Content starts

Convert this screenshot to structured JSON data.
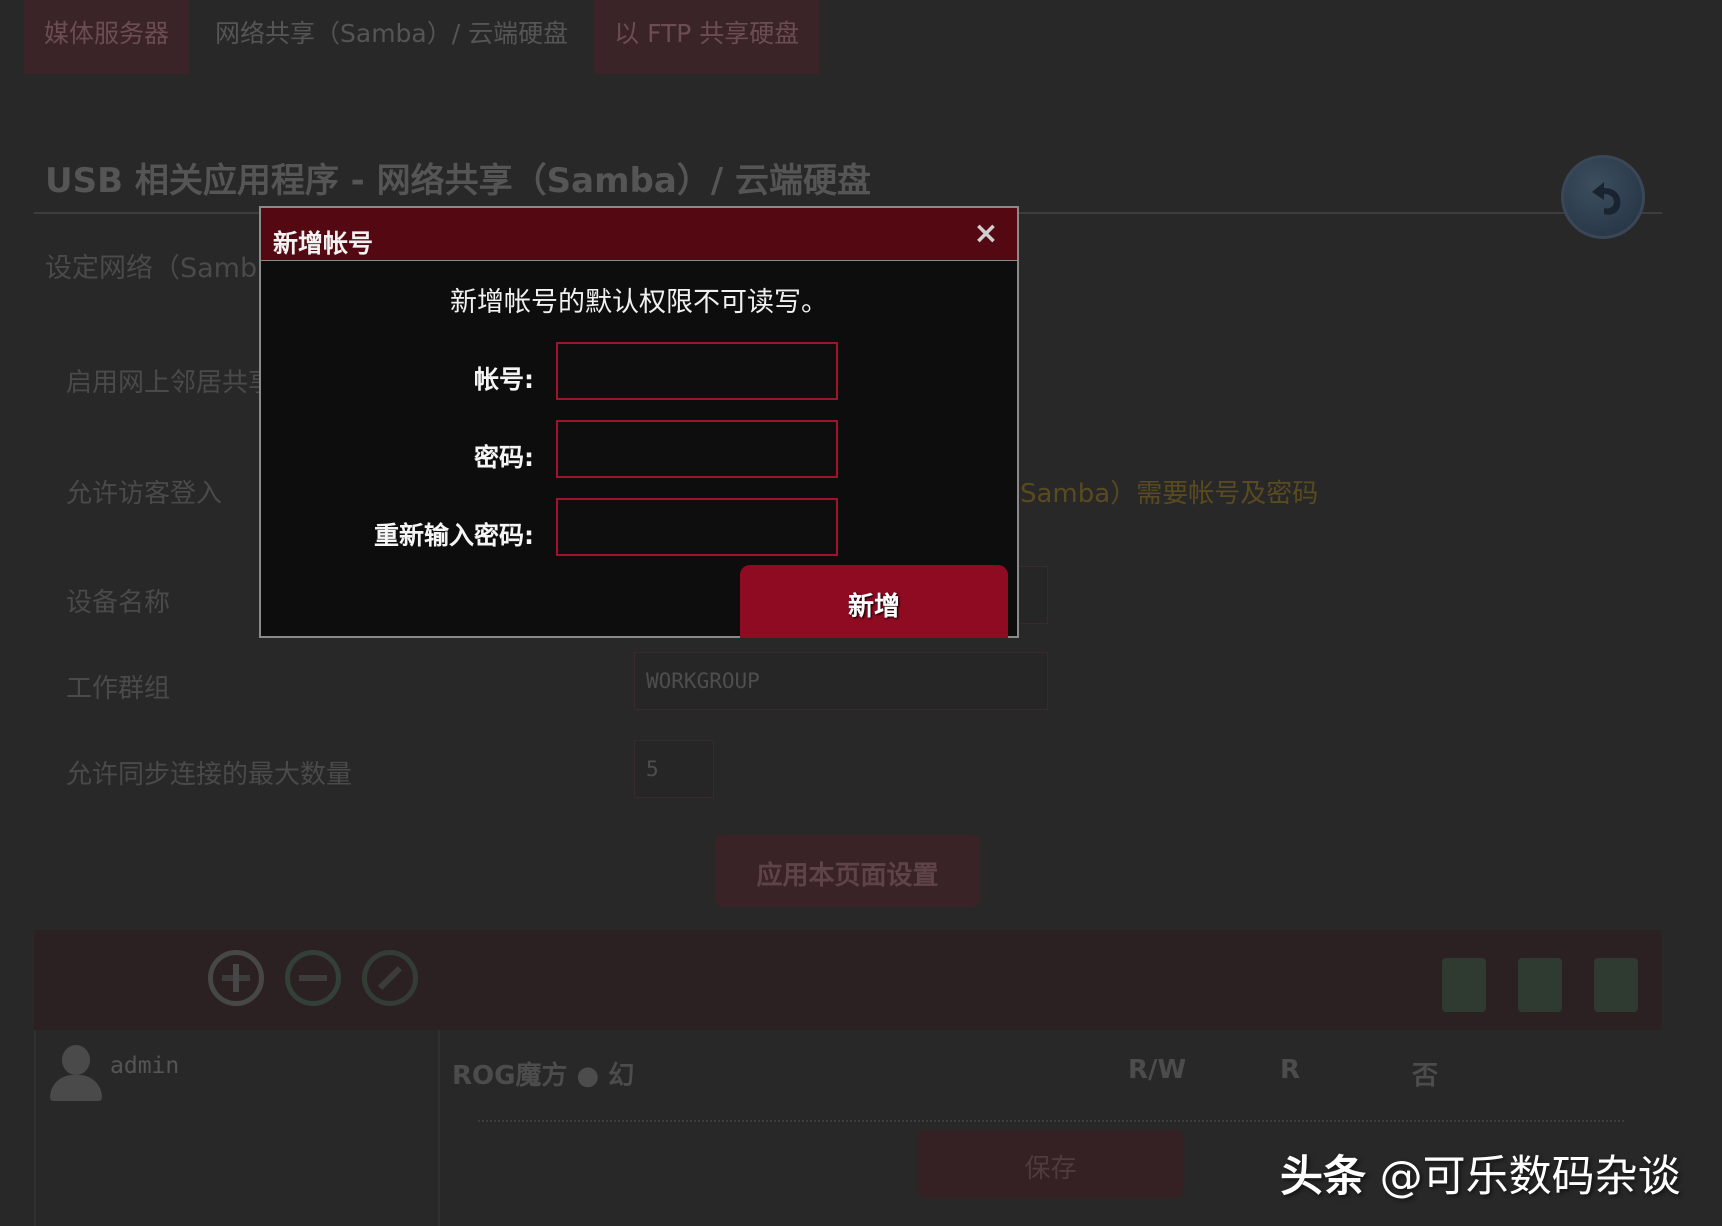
{
  "tabs": [
    {
      "label": "媒体服务器"
    },
    {
      "label": "网络共享（Samba）/ 云端硬盘"
    },
    {
      "label": "以 FTP 共享硬盘"
    }
  ],
  "page": {
    "title": "USB 相关应用程序 - 网络共享（Samba）/ 云端硬盘",
    "description": "设定网络（Samb"
  },
  "settings": {
    "enable_share_label": "启用网上邻居共享",
    "guest_login_label": "允许访客登入",
    "guest_hint": "Samba）需要帐号及密码",
    "device_name_label": "设备名称",
    "workgroup_label": "工作群组",
    "workgroup_value": "WORKGROUP",
    "max_conn_label": "允许同步连接的最大数量",
    "max_conn_value": "5",
    "apply_label": "应用本页面设置"
  },
  "accounts": {
    "user": "admin",
    "share_name": "ROG魔方 ● 幻",
    "col_rw": "R/W",
    "col_r": "R",
    "col_no": "否",
    "save_label": "保存"
  },
  "modal": {
    "title": "新增帐号",
    "close_symbol": "×",
    "notice": "新增帐号的默认权限不可读写。",
    "account_label": "帐号:",
    "password_label": "密码:",
    "confirm_label": "重新输入密码:",
    "account_value": "",
    "password_value": "",
    "confirm_value": "",
    "add_label": "新增"
  },
  "watermark": {
    "brand": "头条",
    "handle": "@可乐数码杂谈"
  }
}
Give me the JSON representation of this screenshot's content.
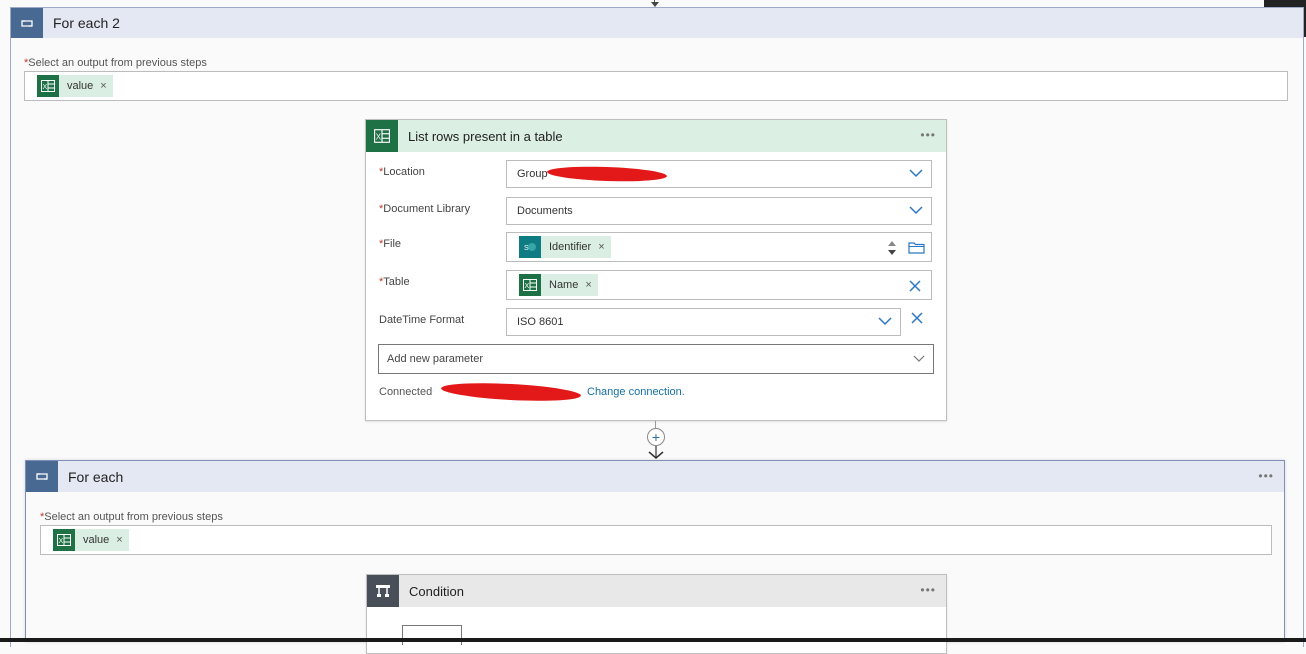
{
  "outer_loop": {
    "title": "For each 2",
    "select_label": "Select an output from previous steps",
    "token": "value"
  },
  "action": {
    "title": "List rows present in a table",
    "fields": {
      "location_label": "Location",
      "location_value": "Group",
      "library_label": "Document Library",
      "library_value": "Documents",
      "file_label": "File",
      "file_token": "Identifier",
      "table_label": "Table",
      "table_token": "Name",
      "datetime_label": "DateTime Format",
      "datetime_value": "ISO 8601"
    },
    "add_param": "Add new parameter",
    "connected_label": "Connected",
    "change_connection": "Change connection."
  },
  "inner_loop": {
    "title": "For each",
    "select_label": "Select an output from previous steps",
    "token": "value"
  },
  "condition": {
    "title": "Condition"
  },
  "colors": {
    "excel": "#1e7145",
    "sharepoint": "#0f7b83",
    "loop_header": "#486991",
    "condition_header": "#484f58",
    "link": "#1570a6"
  },
  "icons": [
    "loop-icon",
    "excel-icon",
    "sharepoint-icon",
    "chevron-down-icon",
    "close-icon",
    "folder-icon",
    "zoom-icon",
    "condition-icon",
    "plus-icon"
  ]
}
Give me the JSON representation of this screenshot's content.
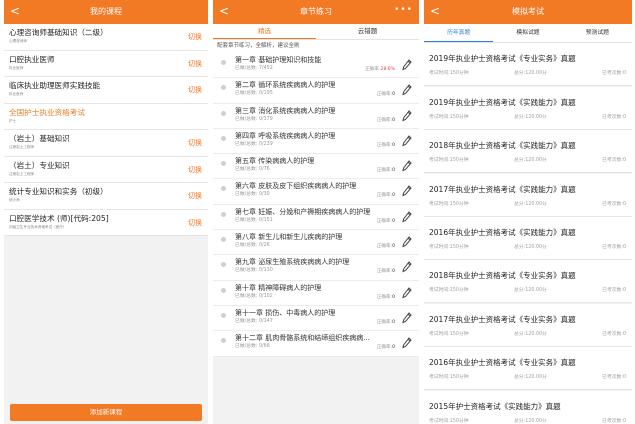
{
  "panel1": {
    "title": "我的课程",
    "back": "<",
    "courses": [
      {
        "name": "心理咨询师基础知识（二级）",
        "sub": "心理咨询师",
        "action": "切换"
      },
      {
        "name": "口腔执业医师",
        "sub": "执业医师",
        "action": "切换"
      },
      {
        "name": "临床执业助理医师实践技能",
        "sub": "执业医师",
        "action": "切换"
      },
      {
        "name": "全国护士执业资格考试",
        "sub": "护士",
        "action": ""
      },
      {
        "name": "（岩土）基础知识",
        "sub": "注册岩土工程师",
        "action": "切换"
      },
      {
        "name": "（岩土）专业知识",
        "sub": "注册岩土工程师",
        "action": "切换"
      },
      {
        "name": "统计专业知识和实务（初级）",
        "sub": "统计师",
        "action": "切换"
      },
      {
        "name": "口腔医学技术 (师)[代码:205]",
        "sub": "初级卫生专业技术资格考试（医疗）",
        "action": "切换"
      }
    ],
    "add_button": "添加新课程"
  },
  "panel2": {
    "title": "章节练习",
    "back": "<",
    "more": "•••",
    "tabs": [
      "精选",
      "云错题"
    ],
    "hint": "配套章节练习，全解析，建议全刷",
    "done_prefix": "已做/总数: ",
    "rate_prefix": "正确率:",
    "chapters": [
      {
        "title": "第一章 基础护理知识和技能",
        "progress": "7/452",
        "rate": "28.6%"
      },
      {
        "title": "第二章 循环系统疾病病人的护理",
        "progress": "0/195",
        "rate": "0"
      },
      {
        "title": "第三章 消化系统疾病病人的护理",
        "progress": "0/379",
        "rate": "0"
      },
      {
        "title": "第四章 呼吸系统疾病病人的护理",
        "progress": "0/239",
        "rate": "0"
      },
      {
        "title": "第五章 传染病病人的护理",
        "progress": "0/76",
        "rate": "0"
      },
      {
        "title": "第六章 皮肤及皮下组织疾病病人的护理",
        "progress": "0/30",
        "rate": "0"
      },
      {
        "title": "第七章 妊娠、分娩和产褥期疾病病人的护理",
        "progress": "0/151",
        "rate": "0"
      },
      {
        "title": "第八章 新生儿和新生儿疾病的护理",
        "progress": "0/26",
        "rate": "0"
      },
      {
        "title": "第九章 泌尿生殖系统疾病病人的护理",
        "progress": "0/130",
        "rate": "0"
      },
      {
        "title": "第十章 精神障碍病人的护理",
        "progress": "0/102",
        "rate": "0"
      },
      {
        "title": "第十一章 损伤、中毒病人的护理",
        "progress": "0/147",
        "rate": "0"
      },
      {
        "title": "第十二章 肌肉骨骼系统和结缔组织疾病病...",
        "progress": "0/66",
        "rate": "0"
      }
    ]
  },
  "panel3": {
    "title": "模拟考试",
    "back": "<",
    "tabs": [
      "历年真题",
      "模拟试题",
      "预测试题"
    ],
    "exams": [
      {
        "title": "2019年执业护士资格考试《专业实务》真题"
      },
      {
        "title": "2019年执业护士资格考试《实践能力》真题"
      },
      {
        "title": "2018年执业护士资格考试《实践能力》真题"
      },
      {
        "title": "2017年执业护士资格考试《实践能力》真题"
      },
      {
        "title": "2016年执业护士资格考试《实践能力》真题"
      },
      {
        "title": "2018年执业护士资格考试《专业实务》真题"
      },
      {
        "title": "2017年执业护士资格考试《专业实务》真题"
      },
      {
        "title": "2016年执业护士资格考试《专业实务》真题"
      },
      {
        "title": "2015年护士资格考试《实践能力》真题"
      }
    ],
    "meta": {
      "time": "考试时间:150分钟",
      "score": "总分:120.00分",
      "count": "已考次数:0"
    }
  },
  "colors": {
    "accent": "#f27a24",
    "blue": "#2f7fe0",
    "red": "#e23d3d"
  },
  "icons": {
    "edit": "pencil-icon",
    "back": "back-arrow-icon",
    "more": "more-icon"
  }
}
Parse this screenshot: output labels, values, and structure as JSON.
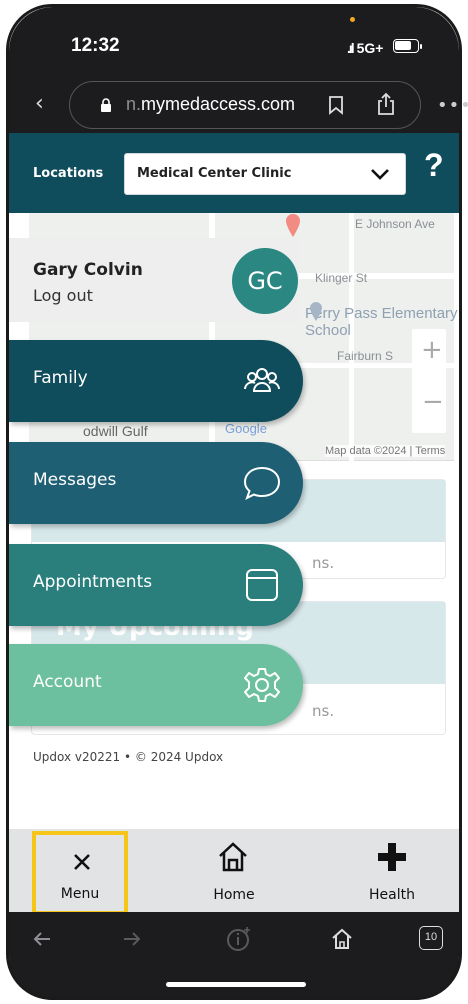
{
  "status": {
    "time": "12:32",
    "network": "5G+"
  },
  "browser": {
    "url_faded": "n.",
    "url_main": "mymedaccess.com",
    "icons": [
      "back-chevron-icon",
      "lock-icon",
      "bookmark-icon",
      "share-icon",
      "more-icon"
    ]
  },
  "locations": {
    "label": "Locations",
    "selected": "Medical Center Clinic",
    "help": "?"
  },
  "map": {
    "labels": [
      "E Johnson Ave",
      "Klinger St",
      "Fairburn S",
      "odwill Gulf"
    ],
    "school": "Ferry Pass Elementary School",
    "google": "Google",
    "credit": "Map data ©2024",
    "terms": "Terms",
    "zoom_in": "+",
    "zoom_out": "−"
  },
  "cards": {
    "snippet1": "ns.",
    "upcoming_title": "My Upcoming",
    "snippet2": "ns."
  },
  "footer": "Updox v20221 • © 2024 Updox",
  "user": {
    "name": "Gary Colvin",
    "logout": "Log out",
    "initials": "GC"
  },
  "menu": [
    {
      "label": "Family",
      "icon": "family-icon",
      "color": "#0f4c5c"
    },
    {
      "label": "Messages",
      "icon": "message-bubble-icon",
      "color": "#1e5f74"
    },
    {
      "label": "Appointments",
      "icon": "calendar-icon",
      "color": "#2a7f7c"
    },
    {
      "label": "Account",
      "icon": "gear-icon",
      "color": "#6cbf9f"
    }
  ],
  "bottom_nav": {
    "menu": "Menu",
    "home": "Home",
    "health": "Health"
  },
  "safari_toolbar": {
    "tabs_count": "10"
  },
  "colors": {
    "brand_dark": "#0f4c5c",
    "highlight": "#f5c518",
    "nav_bg": "#e2e3e5"
  }
}
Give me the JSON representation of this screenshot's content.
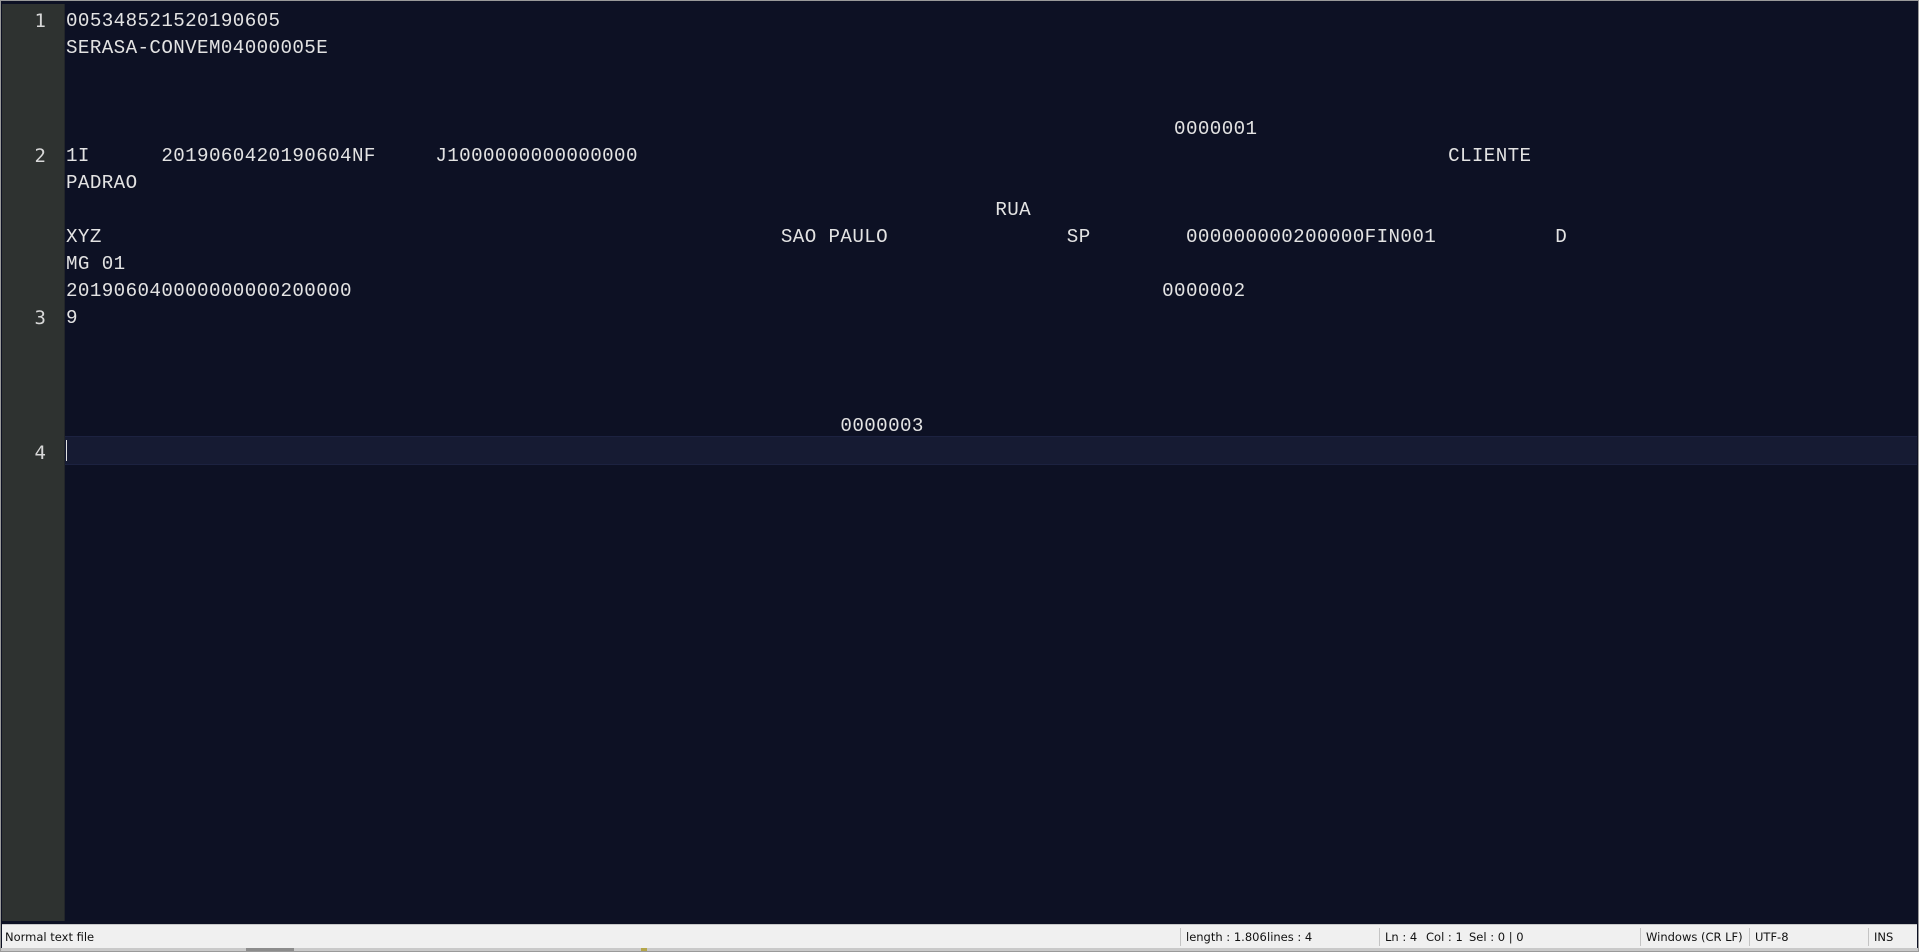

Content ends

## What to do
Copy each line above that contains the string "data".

## Exercise answer
Convert this screenshot to structured JSON data.
    "credit": "Map data ©2024",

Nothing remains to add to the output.